One of the many “new normals” of the WME-IMG-era UFC, by and large, is an inability to keep many of its fighters -- champions and stars included -- “on brand” or “on message” or from just outright telling the company to go [expletive] itself. Fewer and fewer fighters, especially noteworthy ones, fear the UFC as an entity. At the same time, they are galvanized by the reactions of fans and the media. This is how we get Gegard Mousasi, prior to UFC 210, smirking and laughing while talking about the preposterous nature of Bisping-GSP openly in the media with no repercussion; it would have been hard to imagine a few short years ago. It's how Luke Rockhold can say that fighters need to stand their ground and “tell the UFC to [expletive] off.” It's what sparks Romero to call Bisping's Sirius XM Radio show to verbally mock and accost him, as well as “The MMA Hour” with Ariel Helwani to support Anderson Silva in his quest to line up a UFC interim title fight.
Speaking of Silva, now officially removed from the UFC 212 card in Rio de Janeiro on June 3: “The Spider's” entire wacky ultimatum to the UFC -- “Give me an interim middleweight title fight with Romero or I'm retiring, or at the very least not fighting if you call my bluff” -- was only made possible because of the promotion's insanely laissez-faire handling of Bisping-St. Pierre. Short of petty tactics like not giving Al Iaquinta fight night bonuses as a matter of rule, the UFC has lost its ability to effectively police and control its fighters, especially at the highest level, for anything other than blowing a drug test. When Silva decides he wants to fight again, do you think White will let Silva mockingly calling him “Almighty” stand in the way?
White's not wrong when he says November is too long; it's why I went from viewing Bisping-GSP as a tolerable if complicated diversion for the sake of business, history and legacy to seeing it as a farce. On the other hand, he's the UFC president, and that's a detail that should've been ironed out before mucking up the middleweight picture and giving his own fighters the ability to weaponize the promotion's public failure against it. Bisping-Romero on July 8 or even shortly after if need be is a wonderful and just fight. St. Pierre can still fight Bisping if the champ retains his title. If Romero topples Bisping and St. Pierre isn't hip to that, they can still have White browbeat “Rush” in the media until he at least fights Silva.

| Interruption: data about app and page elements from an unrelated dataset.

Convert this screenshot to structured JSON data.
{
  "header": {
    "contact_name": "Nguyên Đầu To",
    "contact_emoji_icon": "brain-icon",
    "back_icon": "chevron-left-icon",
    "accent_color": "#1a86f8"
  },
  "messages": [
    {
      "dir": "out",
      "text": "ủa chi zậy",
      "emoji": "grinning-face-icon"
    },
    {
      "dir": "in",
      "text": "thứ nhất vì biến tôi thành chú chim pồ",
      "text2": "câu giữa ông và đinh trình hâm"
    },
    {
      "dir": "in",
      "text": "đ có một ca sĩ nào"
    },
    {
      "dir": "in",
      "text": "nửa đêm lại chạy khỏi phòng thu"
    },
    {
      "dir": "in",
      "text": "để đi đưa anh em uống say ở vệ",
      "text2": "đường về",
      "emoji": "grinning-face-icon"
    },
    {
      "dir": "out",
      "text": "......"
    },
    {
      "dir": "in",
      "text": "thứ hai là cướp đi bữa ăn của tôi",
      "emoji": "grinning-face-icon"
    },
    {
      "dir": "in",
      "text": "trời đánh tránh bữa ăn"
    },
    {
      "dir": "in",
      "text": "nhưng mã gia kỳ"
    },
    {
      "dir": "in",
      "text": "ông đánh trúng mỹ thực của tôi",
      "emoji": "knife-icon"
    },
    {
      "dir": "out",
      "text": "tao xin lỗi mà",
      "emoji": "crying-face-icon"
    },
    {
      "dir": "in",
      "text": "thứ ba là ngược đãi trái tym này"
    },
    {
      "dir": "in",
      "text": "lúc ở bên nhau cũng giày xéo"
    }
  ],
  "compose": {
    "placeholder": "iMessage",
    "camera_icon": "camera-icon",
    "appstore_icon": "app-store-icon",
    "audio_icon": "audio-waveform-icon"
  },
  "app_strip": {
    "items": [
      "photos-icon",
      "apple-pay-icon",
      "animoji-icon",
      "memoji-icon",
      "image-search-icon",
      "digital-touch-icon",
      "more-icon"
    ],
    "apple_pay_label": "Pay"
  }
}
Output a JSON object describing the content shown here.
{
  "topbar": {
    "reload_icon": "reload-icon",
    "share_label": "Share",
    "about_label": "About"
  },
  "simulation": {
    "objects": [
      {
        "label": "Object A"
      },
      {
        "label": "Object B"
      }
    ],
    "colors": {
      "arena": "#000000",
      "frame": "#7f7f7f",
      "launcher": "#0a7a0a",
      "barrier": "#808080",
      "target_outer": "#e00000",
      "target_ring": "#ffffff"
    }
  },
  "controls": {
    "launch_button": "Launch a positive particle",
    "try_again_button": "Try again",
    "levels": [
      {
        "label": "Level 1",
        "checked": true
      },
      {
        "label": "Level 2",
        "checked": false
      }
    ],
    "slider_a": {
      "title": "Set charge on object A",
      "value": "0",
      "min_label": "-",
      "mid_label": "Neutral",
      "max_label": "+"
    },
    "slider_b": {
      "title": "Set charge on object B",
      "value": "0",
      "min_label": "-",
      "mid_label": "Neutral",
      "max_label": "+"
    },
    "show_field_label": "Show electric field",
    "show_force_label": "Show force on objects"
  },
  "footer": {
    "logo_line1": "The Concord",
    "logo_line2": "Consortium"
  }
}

As I said, sanity prevailed but not for sanity's sake. It was only because the same compulsion that drove the company to bungle Bisping-GSP -- “We need money-making fights now!” -- also meant that another four months with Bisping and the middleweight title on the shelf was simply too long when the UFC is this desperate. I liked the UFC's attempt, however dubious its catalyst, to go off the beaten path in pursuit of a blockbuster fight, but the execution was terrible. The UFC is back on the well-trodden road, but found it by stupidly stumbling in the dark for 10 weeks without a map or a clue.